Dataset items
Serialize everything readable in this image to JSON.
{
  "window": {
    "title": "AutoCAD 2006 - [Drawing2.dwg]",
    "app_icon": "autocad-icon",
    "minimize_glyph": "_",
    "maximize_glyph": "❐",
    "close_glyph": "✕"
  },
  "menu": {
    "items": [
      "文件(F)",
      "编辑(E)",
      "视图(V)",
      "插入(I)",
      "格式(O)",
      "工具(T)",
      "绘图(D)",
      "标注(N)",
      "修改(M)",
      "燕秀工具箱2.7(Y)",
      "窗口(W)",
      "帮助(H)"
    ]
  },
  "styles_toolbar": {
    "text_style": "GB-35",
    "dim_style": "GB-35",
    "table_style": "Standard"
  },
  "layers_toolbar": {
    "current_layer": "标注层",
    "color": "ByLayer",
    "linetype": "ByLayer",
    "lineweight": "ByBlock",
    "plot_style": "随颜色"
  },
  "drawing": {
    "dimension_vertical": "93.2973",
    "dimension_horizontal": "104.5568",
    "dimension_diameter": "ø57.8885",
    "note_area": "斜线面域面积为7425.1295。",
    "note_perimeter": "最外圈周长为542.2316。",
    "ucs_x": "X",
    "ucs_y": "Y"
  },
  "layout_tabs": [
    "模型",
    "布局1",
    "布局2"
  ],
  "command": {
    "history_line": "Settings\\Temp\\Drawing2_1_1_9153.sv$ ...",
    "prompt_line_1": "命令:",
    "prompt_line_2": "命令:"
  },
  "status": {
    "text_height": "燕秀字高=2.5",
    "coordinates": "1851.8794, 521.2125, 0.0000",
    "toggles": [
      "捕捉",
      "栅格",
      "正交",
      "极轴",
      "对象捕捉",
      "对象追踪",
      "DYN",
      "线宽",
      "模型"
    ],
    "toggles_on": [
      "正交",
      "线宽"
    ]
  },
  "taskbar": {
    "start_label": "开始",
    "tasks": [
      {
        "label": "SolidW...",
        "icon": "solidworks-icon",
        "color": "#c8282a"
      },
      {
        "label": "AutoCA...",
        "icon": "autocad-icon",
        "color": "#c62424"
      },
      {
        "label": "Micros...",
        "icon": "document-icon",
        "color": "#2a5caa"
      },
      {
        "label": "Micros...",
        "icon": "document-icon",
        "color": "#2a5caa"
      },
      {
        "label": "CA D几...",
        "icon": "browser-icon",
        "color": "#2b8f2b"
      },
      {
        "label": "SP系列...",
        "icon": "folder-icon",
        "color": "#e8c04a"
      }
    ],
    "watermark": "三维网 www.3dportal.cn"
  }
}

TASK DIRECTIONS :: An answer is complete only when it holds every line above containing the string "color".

ANSWER TO THE EXERCISE ::
    "color": "ByLayer",
        "color": "#c8282a"
        "color": "#c62424"
        "color": "#2a5caa"
        "color": "#2a5caa"
        "color": "#2b8f2b"
        "color": "#e8c04a"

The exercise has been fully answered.